### GIVEN RECORDS

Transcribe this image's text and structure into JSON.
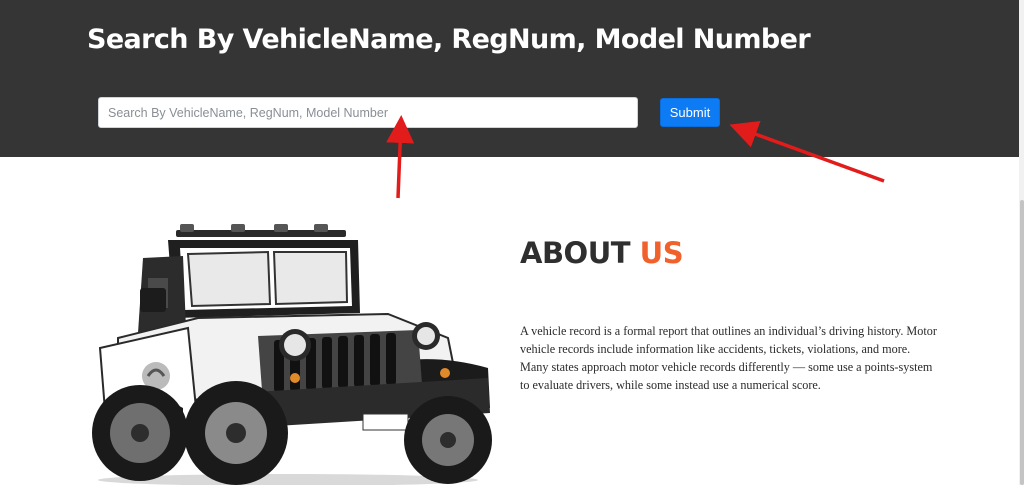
{
  "header": {
    "title": "Search By VehicleName, RegNum, Model Number"
  },
  "search": {
    "placeholder": "Search By VehicleName, RegNum, Model Number",
    "value": "",
    "submit_label": "Submit"
  },
  "about": {
    "heading_dark": "ABOUT",
    "heading_accent": "US",
    "body": "A vehicle record is a formal report that outlines an individual’s driving history. Motor vehicle records include information like accidents, tickets, violations, and more. Many states approach motor vehicle records differently — some use a points-system to evaluate drivers, while some instead use a numerical score."
  },
  "colors": {
    "hero_background": "#353535",
    "accent_orange": "#f0612c",
    "button_blue": "#0d7bf3",
    "annotation_red": "#e21b1b"
  },
  "icons": {
    "vehicle_image": "jeep-image",
    "annotation_arrows": "red-arrow-icon"
  }
}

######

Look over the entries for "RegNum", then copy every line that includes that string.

* [EXERCISE ANSWER]
    "title": "Search By VehicleName, RegNum, Model Number"
    "placeholder": "Search By VehicleName, RegNum, Model Number",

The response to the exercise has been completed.